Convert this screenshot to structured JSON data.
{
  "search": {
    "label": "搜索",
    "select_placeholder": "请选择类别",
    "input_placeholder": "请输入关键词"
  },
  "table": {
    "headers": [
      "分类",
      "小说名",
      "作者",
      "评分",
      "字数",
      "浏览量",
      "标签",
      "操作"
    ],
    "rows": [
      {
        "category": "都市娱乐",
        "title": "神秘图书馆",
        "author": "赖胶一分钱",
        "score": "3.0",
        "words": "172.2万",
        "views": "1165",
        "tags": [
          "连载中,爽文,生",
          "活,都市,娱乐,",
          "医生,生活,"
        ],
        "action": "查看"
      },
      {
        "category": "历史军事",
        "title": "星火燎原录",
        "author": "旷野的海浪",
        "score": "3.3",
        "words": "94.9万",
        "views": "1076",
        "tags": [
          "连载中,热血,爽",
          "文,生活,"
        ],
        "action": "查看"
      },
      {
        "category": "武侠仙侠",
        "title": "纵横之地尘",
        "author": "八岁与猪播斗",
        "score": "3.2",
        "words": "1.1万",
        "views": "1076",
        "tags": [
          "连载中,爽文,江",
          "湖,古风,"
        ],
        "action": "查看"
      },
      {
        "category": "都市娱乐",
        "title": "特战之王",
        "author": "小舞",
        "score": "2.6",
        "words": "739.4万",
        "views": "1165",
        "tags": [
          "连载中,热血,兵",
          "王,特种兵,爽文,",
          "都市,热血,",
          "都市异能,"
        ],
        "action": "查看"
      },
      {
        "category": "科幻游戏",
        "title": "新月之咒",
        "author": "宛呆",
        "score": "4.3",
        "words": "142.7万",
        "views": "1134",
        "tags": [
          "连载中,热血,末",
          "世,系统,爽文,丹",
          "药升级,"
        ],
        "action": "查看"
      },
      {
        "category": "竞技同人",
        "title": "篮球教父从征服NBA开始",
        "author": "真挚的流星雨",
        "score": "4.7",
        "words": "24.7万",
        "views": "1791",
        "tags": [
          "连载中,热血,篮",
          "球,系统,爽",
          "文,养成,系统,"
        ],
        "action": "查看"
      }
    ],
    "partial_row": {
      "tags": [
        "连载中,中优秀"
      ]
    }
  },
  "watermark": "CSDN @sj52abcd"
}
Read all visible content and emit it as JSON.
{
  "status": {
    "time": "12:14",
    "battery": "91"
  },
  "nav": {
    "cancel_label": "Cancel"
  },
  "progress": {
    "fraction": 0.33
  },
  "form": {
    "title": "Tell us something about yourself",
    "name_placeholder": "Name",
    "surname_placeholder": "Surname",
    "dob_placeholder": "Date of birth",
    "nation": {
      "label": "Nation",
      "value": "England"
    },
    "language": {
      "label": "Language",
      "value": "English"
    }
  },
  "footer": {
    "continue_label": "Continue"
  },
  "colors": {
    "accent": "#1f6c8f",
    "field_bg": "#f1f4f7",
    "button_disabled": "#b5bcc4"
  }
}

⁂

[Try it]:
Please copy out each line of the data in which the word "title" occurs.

[Task result]:
        "title": "神秘图书馆",
        "title": "星火燎原录",
        "title": "纵横之地尘",
        "title": "特战之王",
        "title": "新月之咒",
        "title": "篮球教父从征服NBA开始",
    "title": "Tell us something about yourself",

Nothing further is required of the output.